═══ ENTRIES SHOWN

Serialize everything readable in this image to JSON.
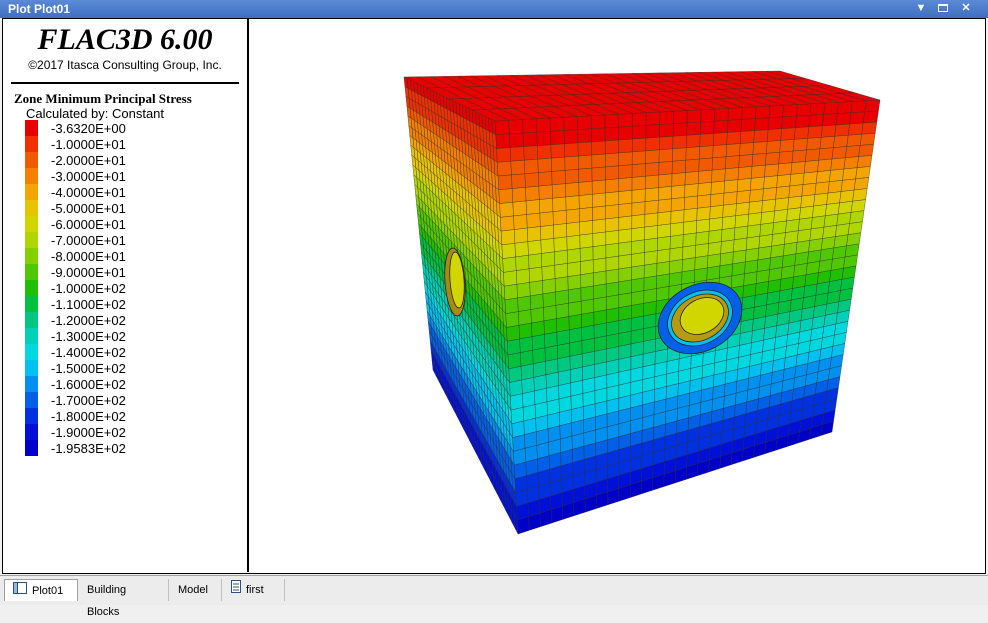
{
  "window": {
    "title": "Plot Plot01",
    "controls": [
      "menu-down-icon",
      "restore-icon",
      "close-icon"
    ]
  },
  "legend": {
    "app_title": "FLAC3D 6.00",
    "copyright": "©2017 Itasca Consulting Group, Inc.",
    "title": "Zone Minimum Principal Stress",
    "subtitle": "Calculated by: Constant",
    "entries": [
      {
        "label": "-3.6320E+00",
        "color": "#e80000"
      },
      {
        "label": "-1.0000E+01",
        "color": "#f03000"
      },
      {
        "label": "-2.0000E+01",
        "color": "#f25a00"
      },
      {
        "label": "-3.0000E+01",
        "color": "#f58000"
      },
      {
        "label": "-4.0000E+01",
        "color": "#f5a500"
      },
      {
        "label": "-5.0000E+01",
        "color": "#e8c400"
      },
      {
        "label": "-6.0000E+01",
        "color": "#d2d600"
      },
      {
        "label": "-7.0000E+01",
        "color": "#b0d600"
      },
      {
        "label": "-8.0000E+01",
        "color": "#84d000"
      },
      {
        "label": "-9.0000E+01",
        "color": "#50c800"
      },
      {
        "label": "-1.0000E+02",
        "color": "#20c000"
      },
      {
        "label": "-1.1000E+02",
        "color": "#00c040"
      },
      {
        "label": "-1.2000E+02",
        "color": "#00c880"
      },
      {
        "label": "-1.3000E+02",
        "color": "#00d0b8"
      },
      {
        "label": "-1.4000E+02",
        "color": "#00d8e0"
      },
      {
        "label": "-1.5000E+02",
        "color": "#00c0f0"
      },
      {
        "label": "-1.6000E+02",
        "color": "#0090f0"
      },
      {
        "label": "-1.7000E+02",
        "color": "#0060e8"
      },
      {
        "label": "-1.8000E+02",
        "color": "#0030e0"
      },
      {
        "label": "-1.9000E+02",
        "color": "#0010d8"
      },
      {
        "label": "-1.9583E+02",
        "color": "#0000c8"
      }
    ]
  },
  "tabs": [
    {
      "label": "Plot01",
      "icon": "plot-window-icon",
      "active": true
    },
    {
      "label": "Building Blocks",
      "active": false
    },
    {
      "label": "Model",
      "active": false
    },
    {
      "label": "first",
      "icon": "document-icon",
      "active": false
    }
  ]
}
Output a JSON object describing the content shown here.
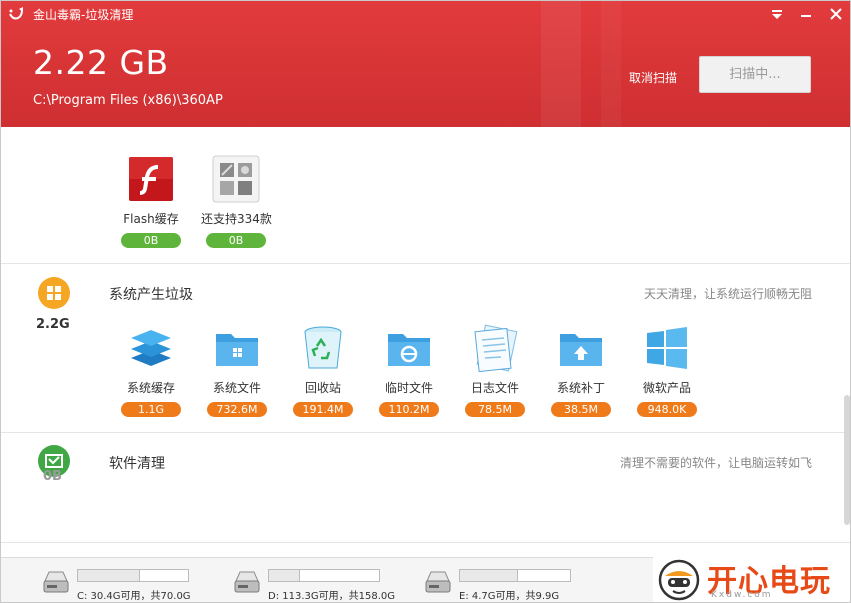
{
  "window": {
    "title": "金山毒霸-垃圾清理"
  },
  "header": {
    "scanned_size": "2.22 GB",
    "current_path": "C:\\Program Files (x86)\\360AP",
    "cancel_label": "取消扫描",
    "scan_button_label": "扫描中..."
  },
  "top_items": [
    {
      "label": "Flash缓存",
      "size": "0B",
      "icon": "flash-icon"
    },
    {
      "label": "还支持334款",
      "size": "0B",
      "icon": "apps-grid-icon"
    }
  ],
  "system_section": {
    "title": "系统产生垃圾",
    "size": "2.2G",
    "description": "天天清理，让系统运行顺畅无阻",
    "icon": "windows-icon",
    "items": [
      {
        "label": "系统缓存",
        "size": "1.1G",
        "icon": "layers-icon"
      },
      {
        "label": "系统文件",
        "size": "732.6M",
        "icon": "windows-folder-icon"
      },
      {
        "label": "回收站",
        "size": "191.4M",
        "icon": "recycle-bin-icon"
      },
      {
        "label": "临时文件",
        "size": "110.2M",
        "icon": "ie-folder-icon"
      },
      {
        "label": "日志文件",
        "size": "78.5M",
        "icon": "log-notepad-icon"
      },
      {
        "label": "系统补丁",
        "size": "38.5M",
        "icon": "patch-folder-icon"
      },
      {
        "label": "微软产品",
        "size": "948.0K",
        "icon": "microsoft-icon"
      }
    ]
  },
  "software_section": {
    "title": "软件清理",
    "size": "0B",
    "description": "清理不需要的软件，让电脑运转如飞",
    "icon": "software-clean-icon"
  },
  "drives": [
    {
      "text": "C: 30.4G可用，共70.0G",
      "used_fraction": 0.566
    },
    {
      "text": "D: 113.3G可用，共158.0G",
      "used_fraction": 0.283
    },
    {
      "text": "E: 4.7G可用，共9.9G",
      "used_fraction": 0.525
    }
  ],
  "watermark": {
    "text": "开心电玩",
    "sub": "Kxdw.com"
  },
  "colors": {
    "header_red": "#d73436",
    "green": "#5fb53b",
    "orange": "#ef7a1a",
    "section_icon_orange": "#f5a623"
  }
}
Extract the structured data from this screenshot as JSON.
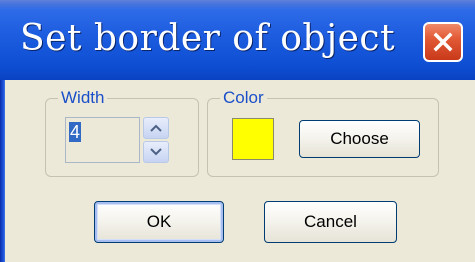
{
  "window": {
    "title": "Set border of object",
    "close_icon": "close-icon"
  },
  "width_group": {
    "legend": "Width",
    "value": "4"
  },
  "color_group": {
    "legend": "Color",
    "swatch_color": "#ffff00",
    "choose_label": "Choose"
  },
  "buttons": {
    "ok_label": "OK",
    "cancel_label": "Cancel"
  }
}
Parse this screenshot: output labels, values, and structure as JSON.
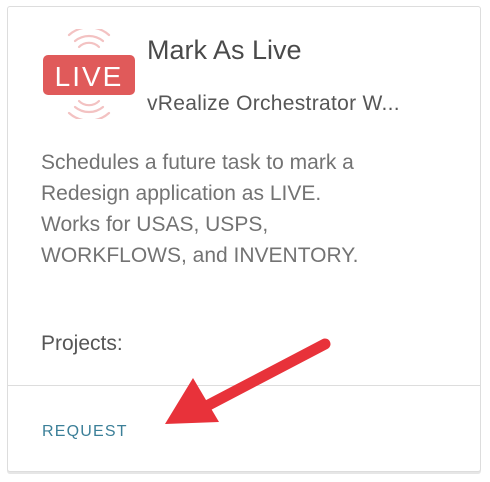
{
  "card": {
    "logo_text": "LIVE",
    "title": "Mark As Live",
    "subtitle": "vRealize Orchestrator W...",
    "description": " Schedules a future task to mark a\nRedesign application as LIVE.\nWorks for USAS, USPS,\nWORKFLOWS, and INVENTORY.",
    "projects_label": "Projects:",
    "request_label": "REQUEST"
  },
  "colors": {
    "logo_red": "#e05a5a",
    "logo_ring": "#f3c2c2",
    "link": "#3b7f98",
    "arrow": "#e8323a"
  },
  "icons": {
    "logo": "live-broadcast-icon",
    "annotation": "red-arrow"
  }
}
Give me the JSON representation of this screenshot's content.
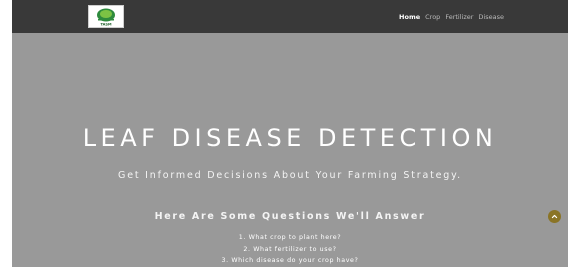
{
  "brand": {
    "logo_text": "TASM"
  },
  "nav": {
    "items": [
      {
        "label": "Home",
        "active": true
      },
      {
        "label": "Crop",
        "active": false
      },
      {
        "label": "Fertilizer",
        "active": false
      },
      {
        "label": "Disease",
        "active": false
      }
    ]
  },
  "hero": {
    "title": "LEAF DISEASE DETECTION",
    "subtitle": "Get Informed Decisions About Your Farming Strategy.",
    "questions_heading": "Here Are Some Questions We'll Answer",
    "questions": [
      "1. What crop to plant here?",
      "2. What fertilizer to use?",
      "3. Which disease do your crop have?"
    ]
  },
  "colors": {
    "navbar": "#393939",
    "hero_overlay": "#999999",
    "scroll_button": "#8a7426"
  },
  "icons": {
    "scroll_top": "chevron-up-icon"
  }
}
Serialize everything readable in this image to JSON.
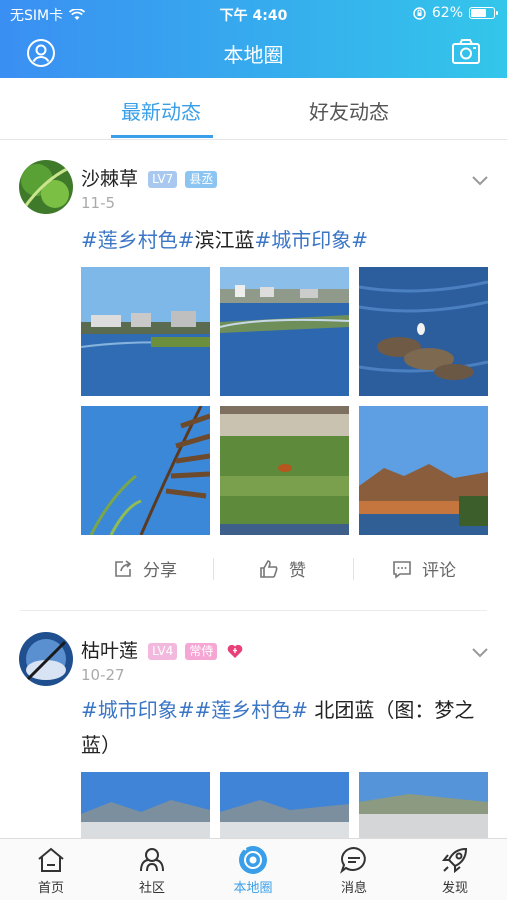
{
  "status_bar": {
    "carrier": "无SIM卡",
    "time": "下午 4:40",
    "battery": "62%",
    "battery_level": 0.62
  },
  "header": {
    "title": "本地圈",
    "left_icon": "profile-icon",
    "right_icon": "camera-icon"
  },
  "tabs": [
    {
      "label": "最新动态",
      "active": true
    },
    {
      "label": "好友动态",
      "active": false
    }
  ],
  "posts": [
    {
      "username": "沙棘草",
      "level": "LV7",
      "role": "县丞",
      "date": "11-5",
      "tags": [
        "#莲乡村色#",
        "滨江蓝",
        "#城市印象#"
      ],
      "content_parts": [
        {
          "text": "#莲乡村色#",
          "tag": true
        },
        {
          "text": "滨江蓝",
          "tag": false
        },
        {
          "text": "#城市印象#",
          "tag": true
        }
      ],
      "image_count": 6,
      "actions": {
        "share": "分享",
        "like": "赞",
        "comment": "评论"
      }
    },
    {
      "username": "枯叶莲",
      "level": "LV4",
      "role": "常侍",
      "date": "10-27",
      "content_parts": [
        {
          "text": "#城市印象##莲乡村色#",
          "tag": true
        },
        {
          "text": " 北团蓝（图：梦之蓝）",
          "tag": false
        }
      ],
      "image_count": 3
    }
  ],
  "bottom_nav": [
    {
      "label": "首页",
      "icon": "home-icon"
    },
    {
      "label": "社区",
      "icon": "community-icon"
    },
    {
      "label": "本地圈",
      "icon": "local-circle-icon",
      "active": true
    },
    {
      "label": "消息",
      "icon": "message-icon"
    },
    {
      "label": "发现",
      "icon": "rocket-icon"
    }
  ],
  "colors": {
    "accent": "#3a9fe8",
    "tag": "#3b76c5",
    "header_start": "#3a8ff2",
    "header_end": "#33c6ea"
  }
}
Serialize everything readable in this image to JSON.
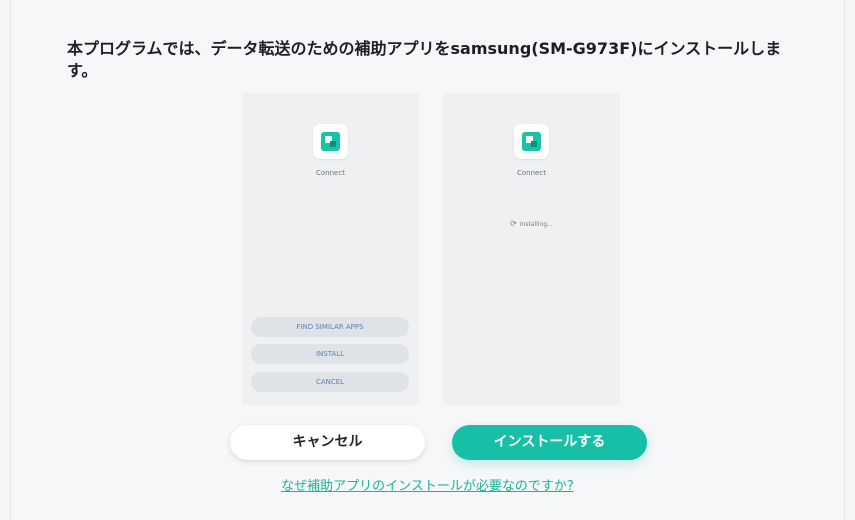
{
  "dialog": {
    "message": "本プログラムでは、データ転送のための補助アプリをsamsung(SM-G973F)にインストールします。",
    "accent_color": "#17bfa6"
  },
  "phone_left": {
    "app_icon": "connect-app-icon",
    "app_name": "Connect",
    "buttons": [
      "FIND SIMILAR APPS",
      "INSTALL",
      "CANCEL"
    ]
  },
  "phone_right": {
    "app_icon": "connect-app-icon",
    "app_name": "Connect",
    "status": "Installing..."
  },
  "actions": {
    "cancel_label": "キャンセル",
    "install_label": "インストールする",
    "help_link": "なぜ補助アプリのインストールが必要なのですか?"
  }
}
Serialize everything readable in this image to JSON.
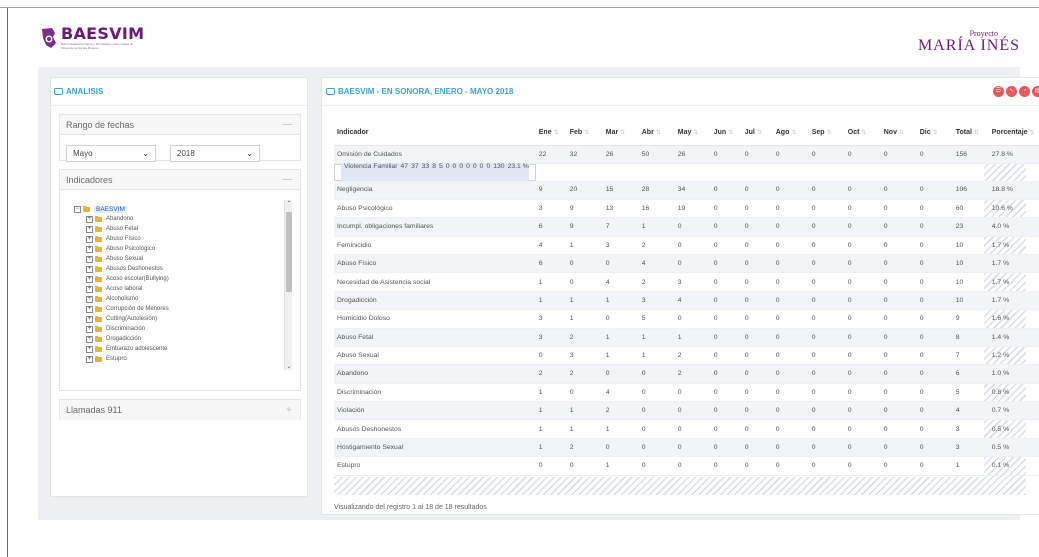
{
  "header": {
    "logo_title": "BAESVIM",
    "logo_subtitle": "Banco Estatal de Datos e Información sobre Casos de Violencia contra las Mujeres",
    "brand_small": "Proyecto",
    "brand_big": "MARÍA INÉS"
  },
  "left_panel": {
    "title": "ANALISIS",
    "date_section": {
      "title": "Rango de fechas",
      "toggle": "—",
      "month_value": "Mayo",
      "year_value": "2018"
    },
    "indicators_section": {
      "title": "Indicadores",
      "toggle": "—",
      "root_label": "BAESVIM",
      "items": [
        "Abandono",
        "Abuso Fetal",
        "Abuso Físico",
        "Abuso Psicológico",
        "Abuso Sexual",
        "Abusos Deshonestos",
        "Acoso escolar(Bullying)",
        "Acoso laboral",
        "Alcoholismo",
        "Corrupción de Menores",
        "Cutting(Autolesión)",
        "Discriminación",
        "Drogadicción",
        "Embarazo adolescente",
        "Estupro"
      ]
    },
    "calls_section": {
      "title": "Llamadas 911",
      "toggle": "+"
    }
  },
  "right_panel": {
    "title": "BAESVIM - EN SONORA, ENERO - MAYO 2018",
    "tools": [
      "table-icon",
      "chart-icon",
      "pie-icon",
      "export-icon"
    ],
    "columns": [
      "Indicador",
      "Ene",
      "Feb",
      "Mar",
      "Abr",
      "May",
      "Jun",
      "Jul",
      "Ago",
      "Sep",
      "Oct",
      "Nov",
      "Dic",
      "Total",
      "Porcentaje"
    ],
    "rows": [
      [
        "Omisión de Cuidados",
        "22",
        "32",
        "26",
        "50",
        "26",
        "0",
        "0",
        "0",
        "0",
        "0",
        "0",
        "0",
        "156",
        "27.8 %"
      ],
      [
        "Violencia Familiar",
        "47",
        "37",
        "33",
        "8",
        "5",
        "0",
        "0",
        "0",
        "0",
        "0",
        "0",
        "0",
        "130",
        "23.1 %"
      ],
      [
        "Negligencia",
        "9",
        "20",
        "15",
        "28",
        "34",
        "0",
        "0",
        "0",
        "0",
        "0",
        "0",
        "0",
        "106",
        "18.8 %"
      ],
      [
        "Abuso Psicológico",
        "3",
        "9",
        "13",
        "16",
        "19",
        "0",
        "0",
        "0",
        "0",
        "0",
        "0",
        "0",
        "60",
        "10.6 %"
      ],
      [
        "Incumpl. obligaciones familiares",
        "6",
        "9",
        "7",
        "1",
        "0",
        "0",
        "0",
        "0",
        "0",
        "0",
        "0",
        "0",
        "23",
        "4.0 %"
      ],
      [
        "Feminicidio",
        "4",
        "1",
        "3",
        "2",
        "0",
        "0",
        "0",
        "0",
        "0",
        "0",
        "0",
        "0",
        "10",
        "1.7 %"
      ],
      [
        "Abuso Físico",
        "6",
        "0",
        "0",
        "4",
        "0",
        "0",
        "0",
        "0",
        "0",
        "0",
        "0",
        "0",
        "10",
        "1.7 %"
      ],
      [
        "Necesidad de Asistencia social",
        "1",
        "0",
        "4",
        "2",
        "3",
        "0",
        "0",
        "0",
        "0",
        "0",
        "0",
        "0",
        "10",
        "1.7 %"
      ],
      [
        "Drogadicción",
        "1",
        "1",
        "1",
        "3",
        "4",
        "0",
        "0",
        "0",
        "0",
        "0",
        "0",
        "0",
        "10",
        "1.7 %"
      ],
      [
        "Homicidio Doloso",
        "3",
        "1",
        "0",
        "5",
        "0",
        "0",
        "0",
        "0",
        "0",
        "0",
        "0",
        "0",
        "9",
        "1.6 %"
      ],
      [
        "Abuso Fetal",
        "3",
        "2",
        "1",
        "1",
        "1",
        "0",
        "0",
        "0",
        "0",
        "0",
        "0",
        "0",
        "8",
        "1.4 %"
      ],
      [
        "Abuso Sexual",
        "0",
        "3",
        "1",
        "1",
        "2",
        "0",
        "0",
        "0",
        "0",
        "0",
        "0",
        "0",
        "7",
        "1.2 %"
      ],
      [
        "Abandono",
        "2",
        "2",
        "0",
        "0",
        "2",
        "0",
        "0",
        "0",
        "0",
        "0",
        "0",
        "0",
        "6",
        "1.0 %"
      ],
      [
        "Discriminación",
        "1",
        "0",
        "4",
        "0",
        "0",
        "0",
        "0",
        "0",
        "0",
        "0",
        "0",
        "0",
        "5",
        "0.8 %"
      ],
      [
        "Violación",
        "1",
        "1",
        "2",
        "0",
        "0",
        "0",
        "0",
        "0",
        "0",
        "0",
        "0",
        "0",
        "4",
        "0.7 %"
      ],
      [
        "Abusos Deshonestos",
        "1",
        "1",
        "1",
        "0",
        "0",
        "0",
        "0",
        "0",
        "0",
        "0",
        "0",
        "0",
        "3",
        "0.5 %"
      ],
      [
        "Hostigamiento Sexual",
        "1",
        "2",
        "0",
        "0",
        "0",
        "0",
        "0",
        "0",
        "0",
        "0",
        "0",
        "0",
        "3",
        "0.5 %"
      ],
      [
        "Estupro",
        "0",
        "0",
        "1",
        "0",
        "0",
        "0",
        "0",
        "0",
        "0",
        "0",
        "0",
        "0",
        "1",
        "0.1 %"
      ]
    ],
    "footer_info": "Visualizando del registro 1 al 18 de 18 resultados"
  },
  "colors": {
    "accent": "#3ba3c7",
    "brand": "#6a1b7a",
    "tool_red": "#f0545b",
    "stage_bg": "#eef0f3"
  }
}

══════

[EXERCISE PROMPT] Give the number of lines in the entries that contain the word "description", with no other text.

[ANSWER SECTION] 3